━━━ Dataset content ━━━

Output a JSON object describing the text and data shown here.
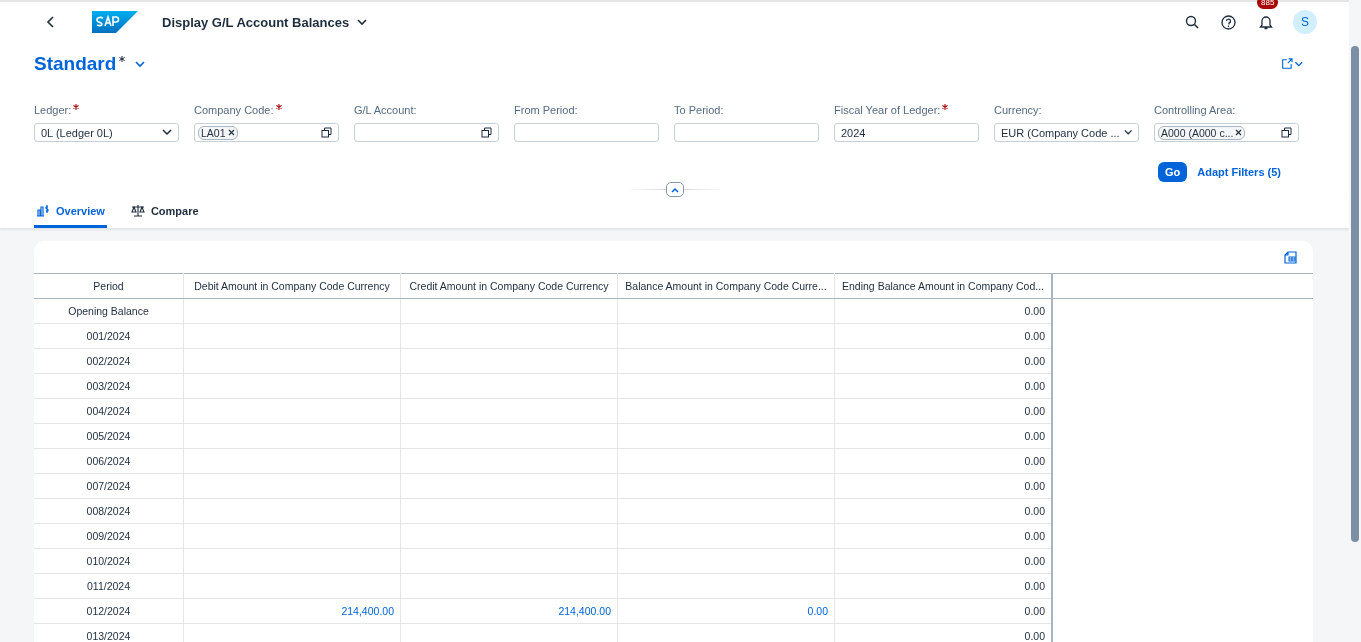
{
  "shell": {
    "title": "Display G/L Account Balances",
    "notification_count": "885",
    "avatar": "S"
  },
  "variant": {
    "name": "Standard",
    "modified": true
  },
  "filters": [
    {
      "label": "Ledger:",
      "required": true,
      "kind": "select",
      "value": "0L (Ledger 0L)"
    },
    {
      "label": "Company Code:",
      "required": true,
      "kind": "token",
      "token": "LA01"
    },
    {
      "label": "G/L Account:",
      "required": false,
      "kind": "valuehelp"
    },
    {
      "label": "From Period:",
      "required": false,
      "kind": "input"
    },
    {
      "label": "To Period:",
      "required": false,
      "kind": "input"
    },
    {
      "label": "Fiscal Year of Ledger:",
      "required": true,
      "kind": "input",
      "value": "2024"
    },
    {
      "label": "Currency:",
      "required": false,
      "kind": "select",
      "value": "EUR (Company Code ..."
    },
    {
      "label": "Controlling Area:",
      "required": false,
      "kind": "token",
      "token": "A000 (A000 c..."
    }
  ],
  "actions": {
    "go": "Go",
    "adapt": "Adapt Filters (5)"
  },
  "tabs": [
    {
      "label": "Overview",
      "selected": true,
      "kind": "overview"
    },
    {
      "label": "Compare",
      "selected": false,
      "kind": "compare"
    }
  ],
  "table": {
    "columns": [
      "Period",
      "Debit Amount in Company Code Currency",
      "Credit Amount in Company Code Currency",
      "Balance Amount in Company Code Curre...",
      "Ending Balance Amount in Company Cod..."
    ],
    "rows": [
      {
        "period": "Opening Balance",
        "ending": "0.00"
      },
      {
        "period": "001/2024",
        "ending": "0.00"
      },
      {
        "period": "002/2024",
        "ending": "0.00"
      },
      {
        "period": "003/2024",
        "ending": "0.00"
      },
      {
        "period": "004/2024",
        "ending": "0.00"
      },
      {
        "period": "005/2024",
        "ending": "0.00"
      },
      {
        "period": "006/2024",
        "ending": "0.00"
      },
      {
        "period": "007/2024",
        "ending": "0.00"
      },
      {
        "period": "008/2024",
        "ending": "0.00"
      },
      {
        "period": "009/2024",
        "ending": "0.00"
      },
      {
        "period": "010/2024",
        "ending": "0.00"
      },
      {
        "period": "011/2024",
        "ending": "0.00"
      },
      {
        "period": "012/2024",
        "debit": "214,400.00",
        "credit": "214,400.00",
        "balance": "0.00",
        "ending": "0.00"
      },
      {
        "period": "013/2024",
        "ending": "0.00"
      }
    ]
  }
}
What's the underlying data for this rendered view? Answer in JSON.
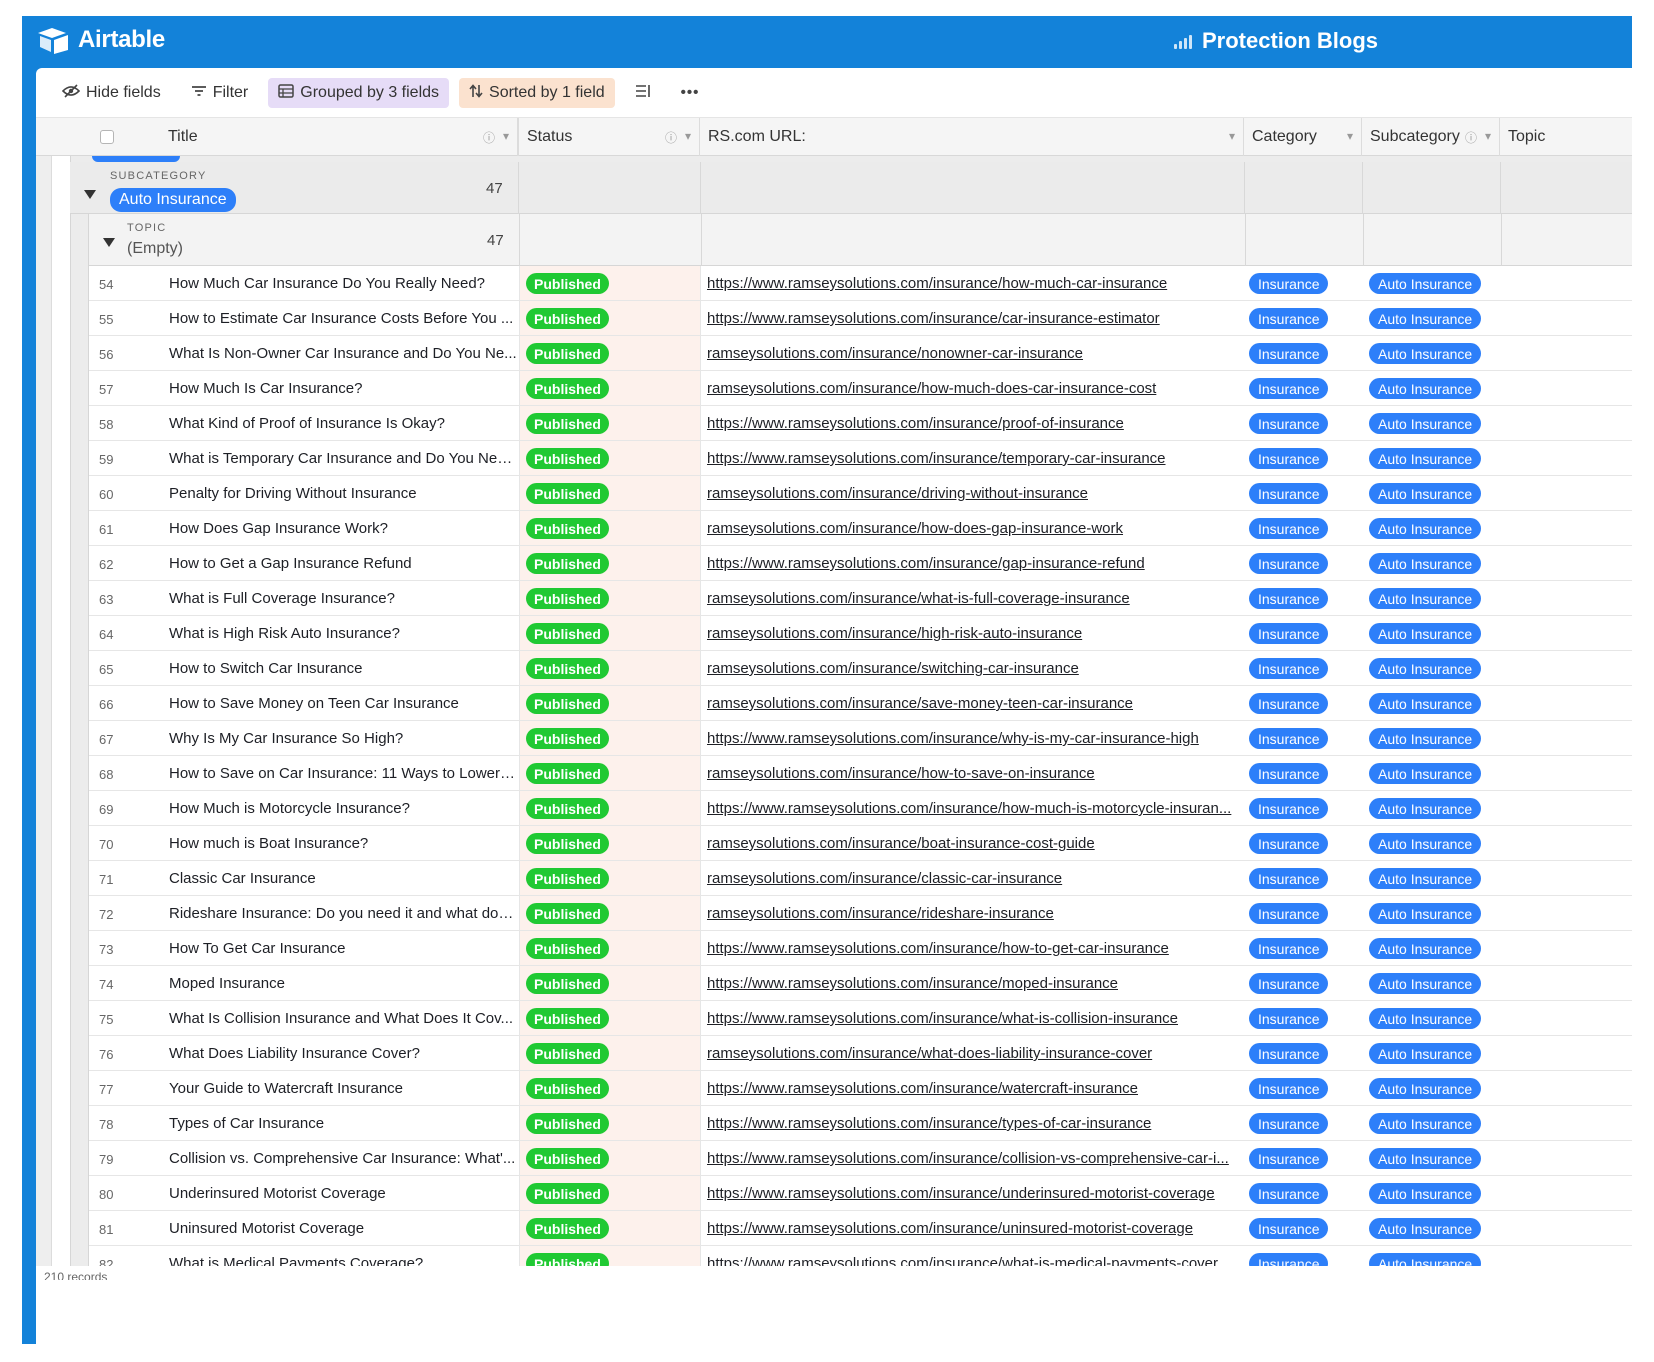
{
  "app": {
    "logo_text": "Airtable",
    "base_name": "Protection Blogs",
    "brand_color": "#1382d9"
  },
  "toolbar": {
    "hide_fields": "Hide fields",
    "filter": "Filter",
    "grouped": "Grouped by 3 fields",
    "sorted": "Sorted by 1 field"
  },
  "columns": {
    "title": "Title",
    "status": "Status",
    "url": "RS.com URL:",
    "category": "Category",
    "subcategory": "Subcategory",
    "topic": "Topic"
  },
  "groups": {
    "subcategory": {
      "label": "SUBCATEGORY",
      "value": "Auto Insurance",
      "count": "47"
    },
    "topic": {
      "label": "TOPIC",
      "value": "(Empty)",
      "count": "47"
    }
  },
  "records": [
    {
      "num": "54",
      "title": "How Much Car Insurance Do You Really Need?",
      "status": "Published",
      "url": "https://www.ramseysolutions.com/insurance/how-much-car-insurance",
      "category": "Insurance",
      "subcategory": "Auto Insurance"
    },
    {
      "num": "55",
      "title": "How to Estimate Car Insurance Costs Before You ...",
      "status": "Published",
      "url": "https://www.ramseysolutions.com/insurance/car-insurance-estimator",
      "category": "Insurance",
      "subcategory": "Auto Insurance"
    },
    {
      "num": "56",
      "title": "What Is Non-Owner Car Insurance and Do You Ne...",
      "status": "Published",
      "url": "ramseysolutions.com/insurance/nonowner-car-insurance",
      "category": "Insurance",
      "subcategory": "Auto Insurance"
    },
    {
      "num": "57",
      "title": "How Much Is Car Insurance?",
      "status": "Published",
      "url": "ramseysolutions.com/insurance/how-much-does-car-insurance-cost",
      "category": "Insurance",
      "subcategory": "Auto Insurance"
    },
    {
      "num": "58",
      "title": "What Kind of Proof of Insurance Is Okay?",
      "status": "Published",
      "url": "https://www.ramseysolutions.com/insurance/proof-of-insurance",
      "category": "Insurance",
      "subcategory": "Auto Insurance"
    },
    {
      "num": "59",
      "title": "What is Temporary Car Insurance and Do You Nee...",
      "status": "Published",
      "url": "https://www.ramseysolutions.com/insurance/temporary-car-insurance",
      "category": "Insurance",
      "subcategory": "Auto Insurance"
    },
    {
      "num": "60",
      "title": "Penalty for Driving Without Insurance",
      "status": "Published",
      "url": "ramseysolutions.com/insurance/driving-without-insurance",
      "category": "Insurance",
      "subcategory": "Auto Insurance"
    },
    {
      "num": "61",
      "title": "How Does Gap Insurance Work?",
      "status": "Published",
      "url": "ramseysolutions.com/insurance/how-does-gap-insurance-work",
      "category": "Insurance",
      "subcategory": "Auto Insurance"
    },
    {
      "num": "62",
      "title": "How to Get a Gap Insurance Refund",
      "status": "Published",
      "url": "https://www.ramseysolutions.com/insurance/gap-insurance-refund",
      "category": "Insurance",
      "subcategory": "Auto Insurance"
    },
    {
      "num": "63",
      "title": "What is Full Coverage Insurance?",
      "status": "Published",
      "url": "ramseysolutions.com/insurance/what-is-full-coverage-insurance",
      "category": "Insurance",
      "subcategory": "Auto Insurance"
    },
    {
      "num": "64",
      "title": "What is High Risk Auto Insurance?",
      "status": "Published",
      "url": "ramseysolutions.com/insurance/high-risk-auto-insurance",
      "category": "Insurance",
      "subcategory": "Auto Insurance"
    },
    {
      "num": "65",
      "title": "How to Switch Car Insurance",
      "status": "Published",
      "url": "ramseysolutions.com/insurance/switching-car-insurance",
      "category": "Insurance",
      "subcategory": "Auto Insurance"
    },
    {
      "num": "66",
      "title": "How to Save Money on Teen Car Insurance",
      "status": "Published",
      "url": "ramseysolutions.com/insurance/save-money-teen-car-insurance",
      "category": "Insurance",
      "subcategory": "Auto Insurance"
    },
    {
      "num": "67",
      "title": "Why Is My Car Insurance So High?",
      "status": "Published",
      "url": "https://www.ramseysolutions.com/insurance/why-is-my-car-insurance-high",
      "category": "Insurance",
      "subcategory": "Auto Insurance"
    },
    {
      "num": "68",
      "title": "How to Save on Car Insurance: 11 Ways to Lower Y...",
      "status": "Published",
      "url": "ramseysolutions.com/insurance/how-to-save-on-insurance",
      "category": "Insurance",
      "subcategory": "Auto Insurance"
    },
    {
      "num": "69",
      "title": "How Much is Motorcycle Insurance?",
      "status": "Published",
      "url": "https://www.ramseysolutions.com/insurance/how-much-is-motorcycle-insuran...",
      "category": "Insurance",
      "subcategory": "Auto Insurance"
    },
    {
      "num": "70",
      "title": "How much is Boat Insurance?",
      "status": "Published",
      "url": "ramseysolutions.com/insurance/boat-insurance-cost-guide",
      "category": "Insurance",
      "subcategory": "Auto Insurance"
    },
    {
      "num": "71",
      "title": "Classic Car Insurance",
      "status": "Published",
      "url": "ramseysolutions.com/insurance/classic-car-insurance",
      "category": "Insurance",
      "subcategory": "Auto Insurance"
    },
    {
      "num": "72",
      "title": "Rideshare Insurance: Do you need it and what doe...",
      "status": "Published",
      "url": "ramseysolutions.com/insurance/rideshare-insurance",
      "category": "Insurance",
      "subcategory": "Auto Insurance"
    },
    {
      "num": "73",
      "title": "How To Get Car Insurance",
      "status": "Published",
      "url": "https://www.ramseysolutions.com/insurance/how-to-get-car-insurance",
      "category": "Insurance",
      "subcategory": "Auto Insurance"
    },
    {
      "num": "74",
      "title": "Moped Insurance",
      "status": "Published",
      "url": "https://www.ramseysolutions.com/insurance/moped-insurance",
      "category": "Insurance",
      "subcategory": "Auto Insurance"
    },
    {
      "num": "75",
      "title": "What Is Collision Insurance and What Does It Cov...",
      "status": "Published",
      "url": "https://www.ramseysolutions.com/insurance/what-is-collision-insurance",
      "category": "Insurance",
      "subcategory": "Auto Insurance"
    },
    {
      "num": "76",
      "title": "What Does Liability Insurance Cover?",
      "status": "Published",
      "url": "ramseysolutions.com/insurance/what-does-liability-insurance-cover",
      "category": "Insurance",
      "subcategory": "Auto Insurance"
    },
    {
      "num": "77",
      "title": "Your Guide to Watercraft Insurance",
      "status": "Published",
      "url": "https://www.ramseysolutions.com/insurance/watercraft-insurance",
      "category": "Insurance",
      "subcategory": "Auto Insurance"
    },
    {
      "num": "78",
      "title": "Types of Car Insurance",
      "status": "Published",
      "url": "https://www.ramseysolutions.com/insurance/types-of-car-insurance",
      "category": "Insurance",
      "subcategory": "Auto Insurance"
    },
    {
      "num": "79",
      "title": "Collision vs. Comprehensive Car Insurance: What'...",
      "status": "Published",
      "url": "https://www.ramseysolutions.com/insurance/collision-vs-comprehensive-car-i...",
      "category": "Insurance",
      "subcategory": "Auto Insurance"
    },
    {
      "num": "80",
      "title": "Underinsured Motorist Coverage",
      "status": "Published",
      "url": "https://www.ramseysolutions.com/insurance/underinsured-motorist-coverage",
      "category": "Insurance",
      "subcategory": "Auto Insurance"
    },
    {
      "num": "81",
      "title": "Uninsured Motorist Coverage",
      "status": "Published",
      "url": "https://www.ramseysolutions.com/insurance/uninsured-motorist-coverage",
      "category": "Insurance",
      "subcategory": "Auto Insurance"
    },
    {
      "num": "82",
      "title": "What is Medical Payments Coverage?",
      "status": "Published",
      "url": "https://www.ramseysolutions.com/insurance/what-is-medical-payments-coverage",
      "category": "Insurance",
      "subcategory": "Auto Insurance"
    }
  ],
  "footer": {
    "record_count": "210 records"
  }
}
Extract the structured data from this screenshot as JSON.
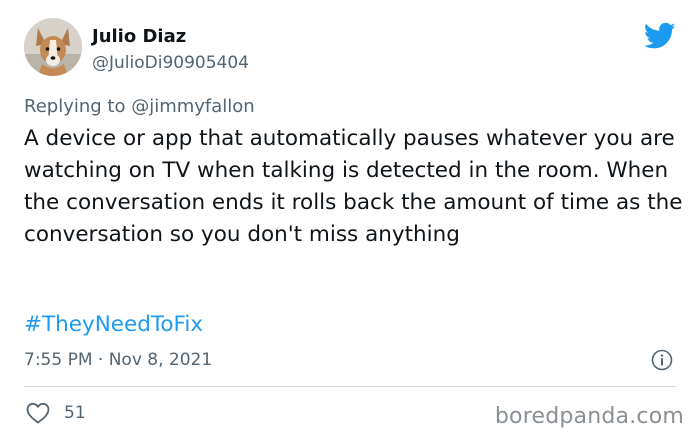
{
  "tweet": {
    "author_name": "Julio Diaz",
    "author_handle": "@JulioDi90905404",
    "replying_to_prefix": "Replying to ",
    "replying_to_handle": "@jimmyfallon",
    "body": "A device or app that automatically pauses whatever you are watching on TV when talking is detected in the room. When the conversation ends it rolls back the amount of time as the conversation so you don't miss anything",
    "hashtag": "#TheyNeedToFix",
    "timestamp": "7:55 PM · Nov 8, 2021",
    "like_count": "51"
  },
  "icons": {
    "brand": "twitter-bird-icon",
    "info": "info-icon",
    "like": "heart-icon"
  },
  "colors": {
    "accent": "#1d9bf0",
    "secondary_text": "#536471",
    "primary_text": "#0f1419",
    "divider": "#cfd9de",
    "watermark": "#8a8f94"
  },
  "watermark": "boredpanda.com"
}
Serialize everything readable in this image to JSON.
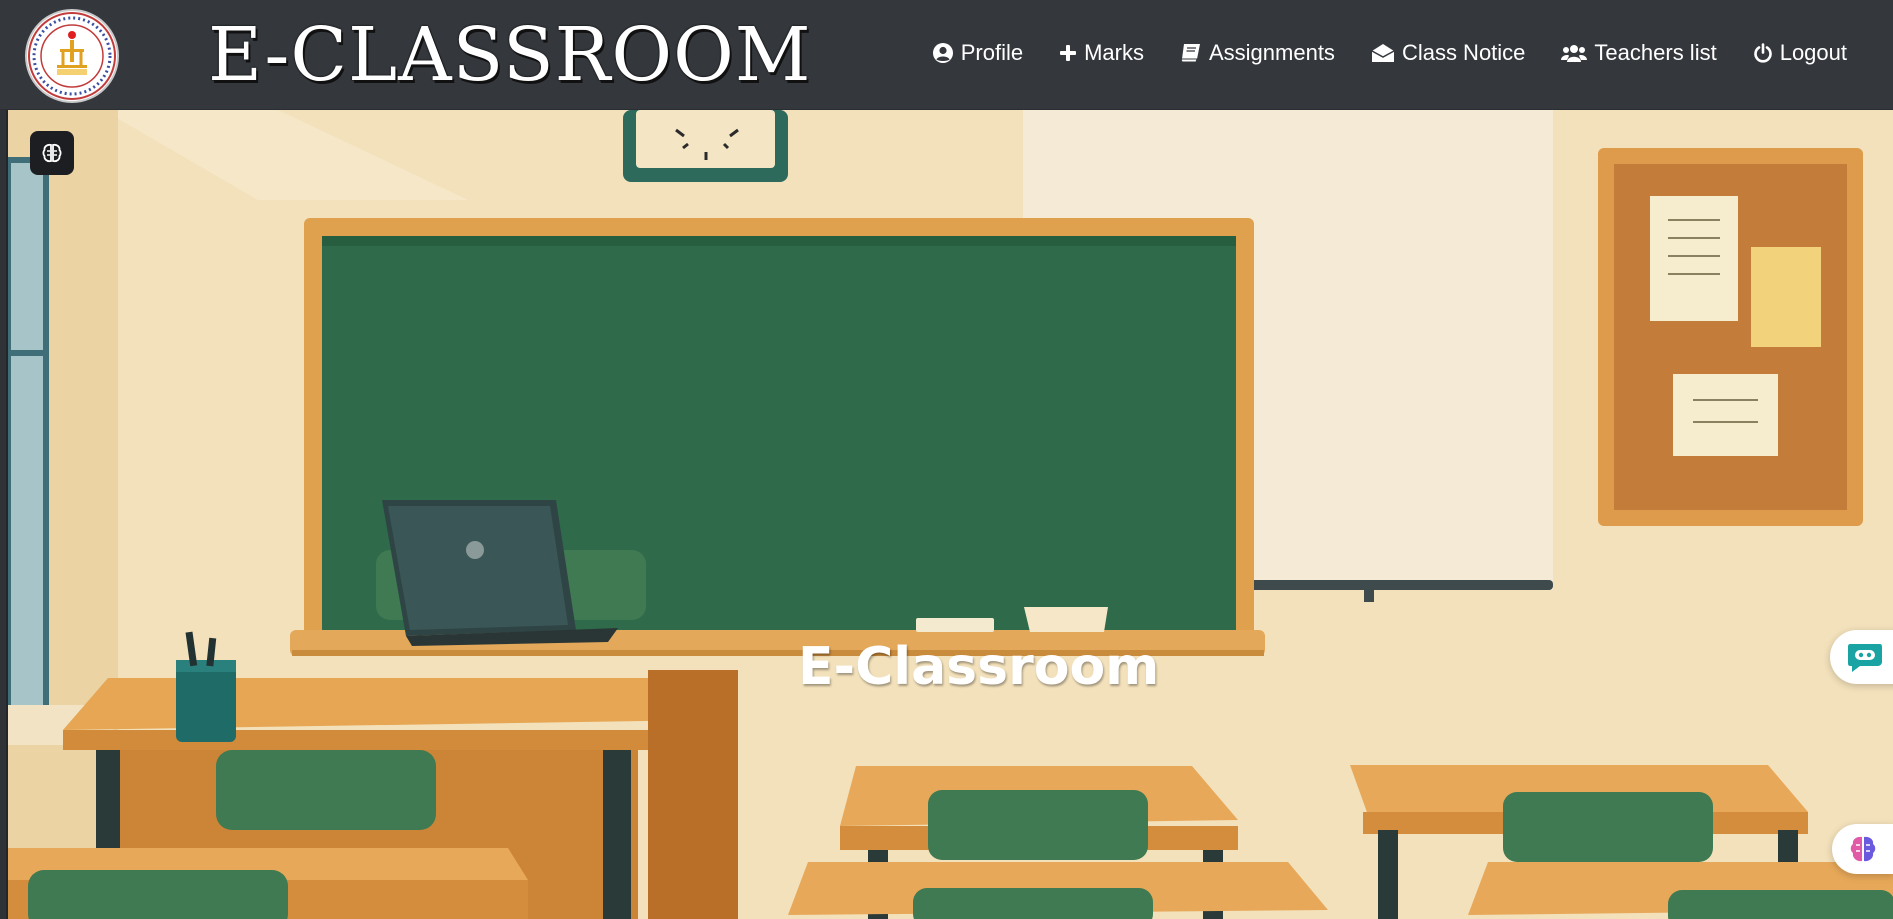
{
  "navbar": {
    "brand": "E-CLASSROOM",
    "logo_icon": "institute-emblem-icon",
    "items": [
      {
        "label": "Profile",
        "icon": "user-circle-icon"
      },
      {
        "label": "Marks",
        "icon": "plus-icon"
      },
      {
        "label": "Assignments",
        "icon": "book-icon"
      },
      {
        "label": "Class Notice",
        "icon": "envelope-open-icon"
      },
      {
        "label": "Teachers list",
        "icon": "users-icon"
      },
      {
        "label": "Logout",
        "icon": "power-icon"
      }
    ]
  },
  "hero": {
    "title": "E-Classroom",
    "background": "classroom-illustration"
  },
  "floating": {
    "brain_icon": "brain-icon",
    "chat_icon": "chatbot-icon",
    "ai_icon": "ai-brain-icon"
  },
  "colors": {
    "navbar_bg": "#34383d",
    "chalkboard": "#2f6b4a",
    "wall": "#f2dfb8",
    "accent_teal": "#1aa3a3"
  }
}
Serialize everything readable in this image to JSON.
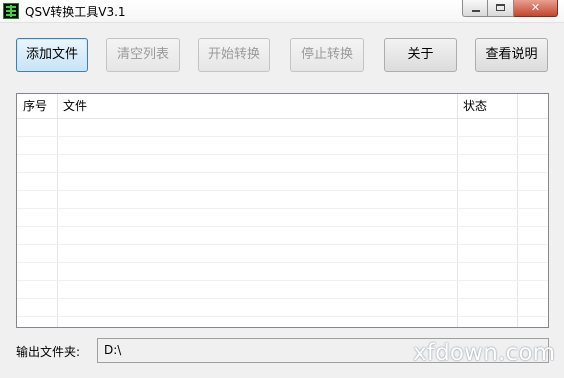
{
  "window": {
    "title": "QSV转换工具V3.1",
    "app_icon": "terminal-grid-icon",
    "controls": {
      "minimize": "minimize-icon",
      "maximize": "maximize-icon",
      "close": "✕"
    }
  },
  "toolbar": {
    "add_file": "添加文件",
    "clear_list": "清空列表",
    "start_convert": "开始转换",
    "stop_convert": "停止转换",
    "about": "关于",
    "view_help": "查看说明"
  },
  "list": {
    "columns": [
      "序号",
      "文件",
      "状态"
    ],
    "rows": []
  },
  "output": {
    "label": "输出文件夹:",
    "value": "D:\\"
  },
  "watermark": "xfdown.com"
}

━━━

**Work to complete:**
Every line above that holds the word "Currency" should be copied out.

**Output below:**
      "label": "Currency:",
      "Debit Amount in Company Code Currency",
      "Credit Amount in Company Code Currency",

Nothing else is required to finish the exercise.